Dear reader, I'm writing to you today with my last dispatch of The Montana Conservationist.…
- Congress recently let two bills important to conservation lapse. Both the 2014 Farm Bill – for which a replacement bill is in negotiation – and the Land & Water Conservation Fund expired on Sunday without an extension from congress. We’ve got a couple of articles that detail how conservation programs will be affected.
- Because glyphosate works on an enzyme found in plants and microorganisms, it has been assumed to be nontoxic to animals. However, new research from the University of Texas at Austin has revealed that bees exposed to glyphosate have compromised gut microbiomes, which can leave them open to dangerous diseases.
- Governor Bullock recently released an updated forest partnership plan for Montana. That plan will help state and federal agencies work together to achieve healthy forests. Teamwork makes the dream work!

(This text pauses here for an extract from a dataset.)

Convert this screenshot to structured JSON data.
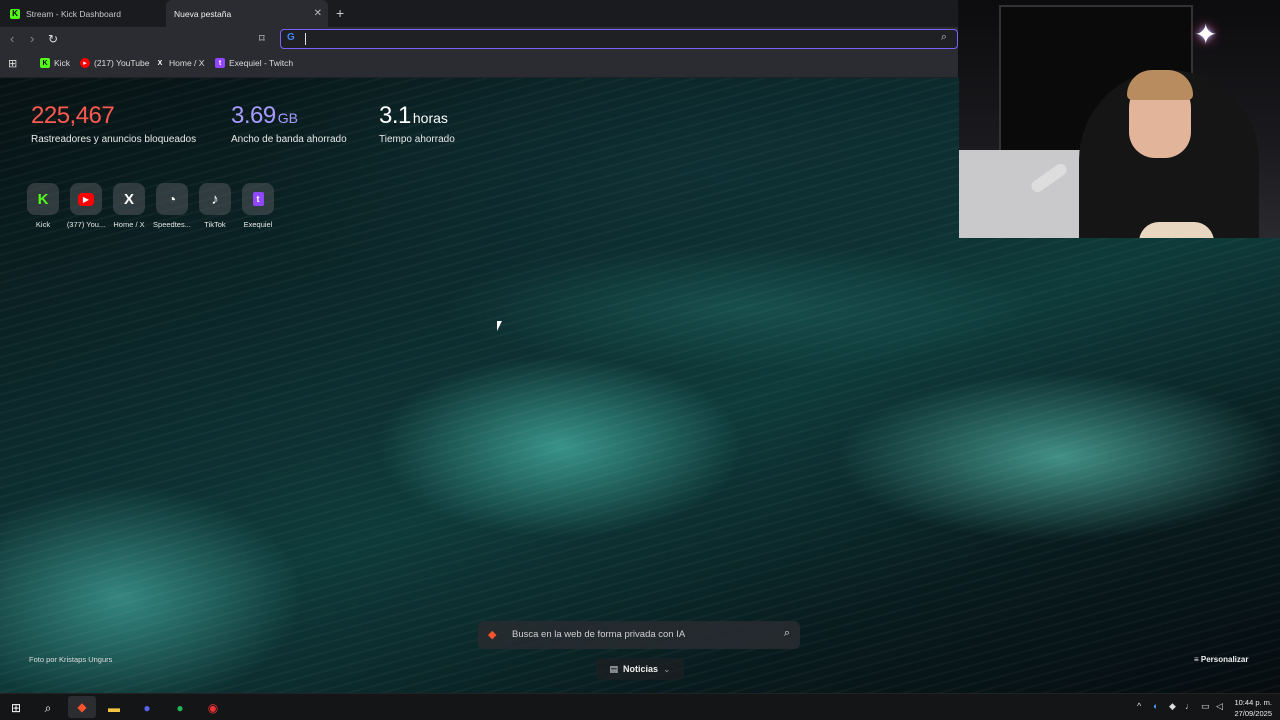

- The new Rangeland Analysis Platform is a new, powerful tool that merges machine learning, cloud based computing, and remote sensors to provide annual vegetation cover maps. The app promises to be a powerful tool for rangeland managers.
- We’ve got a great story from Montana NRCS about how one Winnett ranching family combined NRCS programs and technical assistance to add more forage and reduce hay feeding.
- MSU is seeking steer donations for it’s Steer-A-Year program, which helps students gain experience in raising…you guessed it…steers!
- In Vermont, a local conservation district has started an interesting program that places signs along the roadside proclaiming the stewardship practices farmers are using. It’s a great public outreach campaign to gain awareness about everything farmers do (and maybe a little peer pressure for the neighboring farm?)
All of those, plus a calendar chock full of events and trainings. It’s all in this week’s Montana Conservationist: TMC 2018-10-03